The first is cap-and-trade. That's the remedy for climate change endorsed by John McCain and Barack Obama alike. Cap-and-trade limits carbon dioxide emissions. Companies that can reduce their emissions below the caps are then authorized to sell their unused credits to pollute. As companies buy and sell these allowances, a market comes into being -- capitalism!
Except that almost everybody who has studied the system has concluded that this market-seeming approach is much less efficient and much more expensive than a straightforward tax. But taxes do not seem very market-friendly, so we'll do it the wasteful way instead.
Those now notorious twins, Fannie Mae and Freddie Mac, are the second bit of market-mimicry. Fannie and Freddie are arms of the government, exempt from taxes and backed as the whole world now knows by a federal guarantee. The only thing market-oriented about Fannie and Freddie is the staggering pay level they offer their senior executives.
John McCain's top economic adviser and many free-market economists argmue that if Fannie and Freddie are guaranteed by the government, they should be owned by the government. But Fannie's and Freddie's supporters on the liberal side resist this idea. They know that if Fannie and Freddie were perceived as government-owned, the two companies would never be allowed to compete with private firms. So the illusion that Fannie and Freddie are free-market entities must be preserved and the shareholders of these insolvent firms must be protected from consequences that no investor in a truly private-sector company would be allowed to escape.
That's a pretend market, not a free market.
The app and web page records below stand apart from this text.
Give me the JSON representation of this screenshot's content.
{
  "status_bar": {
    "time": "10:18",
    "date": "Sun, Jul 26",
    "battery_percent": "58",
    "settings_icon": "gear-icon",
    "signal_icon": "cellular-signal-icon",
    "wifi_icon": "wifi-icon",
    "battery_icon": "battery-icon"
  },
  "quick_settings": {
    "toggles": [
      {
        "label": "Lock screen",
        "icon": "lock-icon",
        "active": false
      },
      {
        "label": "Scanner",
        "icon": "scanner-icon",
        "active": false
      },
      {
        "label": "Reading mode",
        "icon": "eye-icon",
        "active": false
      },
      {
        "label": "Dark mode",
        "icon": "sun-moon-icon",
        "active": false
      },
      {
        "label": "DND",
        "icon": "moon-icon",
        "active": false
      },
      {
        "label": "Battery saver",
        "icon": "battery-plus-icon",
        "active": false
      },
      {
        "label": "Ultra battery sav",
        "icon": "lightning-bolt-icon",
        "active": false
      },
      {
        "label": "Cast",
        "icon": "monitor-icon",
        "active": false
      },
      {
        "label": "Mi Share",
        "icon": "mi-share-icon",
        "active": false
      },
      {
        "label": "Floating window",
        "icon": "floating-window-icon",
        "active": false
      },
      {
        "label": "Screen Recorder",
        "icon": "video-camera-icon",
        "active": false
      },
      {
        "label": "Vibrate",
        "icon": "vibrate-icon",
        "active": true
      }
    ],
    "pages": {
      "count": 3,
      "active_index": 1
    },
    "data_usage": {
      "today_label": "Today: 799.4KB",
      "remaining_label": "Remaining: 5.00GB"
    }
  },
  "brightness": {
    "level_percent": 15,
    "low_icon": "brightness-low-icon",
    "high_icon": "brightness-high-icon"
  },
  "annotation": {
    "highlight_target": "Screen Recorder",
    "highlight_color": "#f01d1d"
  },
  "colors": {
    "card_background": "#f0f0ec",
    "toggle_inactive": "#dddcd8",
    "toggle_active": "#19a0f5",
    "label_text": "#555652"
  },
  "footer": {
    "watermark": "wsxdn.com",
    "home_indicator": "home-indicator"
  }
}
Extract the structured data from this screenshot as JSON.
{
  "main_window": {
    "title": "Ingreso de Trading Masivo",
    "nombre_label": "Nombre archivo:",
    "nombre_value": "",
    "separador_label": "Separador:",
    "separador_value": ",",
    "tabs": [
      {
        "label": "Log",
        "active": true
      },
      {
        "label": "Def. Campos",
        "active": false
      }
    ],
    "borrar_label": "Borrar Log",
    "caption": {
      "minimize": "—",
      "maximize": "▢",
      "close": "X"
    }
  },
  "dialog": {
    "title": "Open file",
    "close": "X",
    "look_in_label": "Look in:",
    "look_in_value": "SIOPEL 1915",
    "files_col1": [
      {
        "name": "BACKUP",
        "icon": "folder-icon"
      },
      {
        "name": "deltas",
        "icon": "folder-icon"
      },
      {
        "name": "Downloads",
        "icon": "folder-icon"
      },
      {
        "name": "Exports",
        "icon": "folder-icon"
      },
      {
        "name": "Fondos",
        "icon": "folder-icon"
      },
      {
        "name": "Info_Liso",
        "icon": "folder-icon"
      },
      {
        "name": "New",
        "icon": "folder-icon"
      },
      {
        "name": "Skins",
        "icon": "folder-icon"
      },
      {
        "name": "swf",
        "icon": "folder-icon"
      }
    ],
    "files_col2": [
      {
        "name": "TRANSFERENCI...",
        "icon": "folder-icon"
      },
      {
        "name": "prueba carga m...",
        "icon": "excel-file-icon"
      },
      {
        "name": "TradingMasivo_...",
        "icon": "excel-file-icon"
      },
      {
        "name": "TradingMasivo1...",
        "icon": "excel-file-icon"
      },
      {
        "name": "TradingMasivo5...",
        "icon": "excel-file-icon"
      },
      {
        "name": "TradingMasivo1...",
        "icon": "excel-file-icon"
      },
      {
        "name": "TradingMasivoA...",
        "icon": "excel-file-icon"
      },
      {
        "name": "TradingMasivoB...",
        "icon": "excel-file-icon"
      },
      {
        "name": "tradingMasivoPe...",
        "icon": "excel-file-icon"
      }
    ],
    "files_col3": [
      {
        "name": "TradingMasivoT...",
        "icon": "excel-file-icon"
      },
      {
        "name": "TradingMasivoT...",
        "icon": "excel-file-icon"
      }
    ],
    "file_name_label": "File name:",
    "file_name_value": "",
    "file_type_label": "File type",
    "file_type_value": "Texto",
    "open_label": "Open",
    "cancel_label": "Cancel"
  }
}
Ryssdal: David Frum is a resident fellow at the American Enterprise Institute. His latest book is called "Comeback: Conservatism That Can Win Again."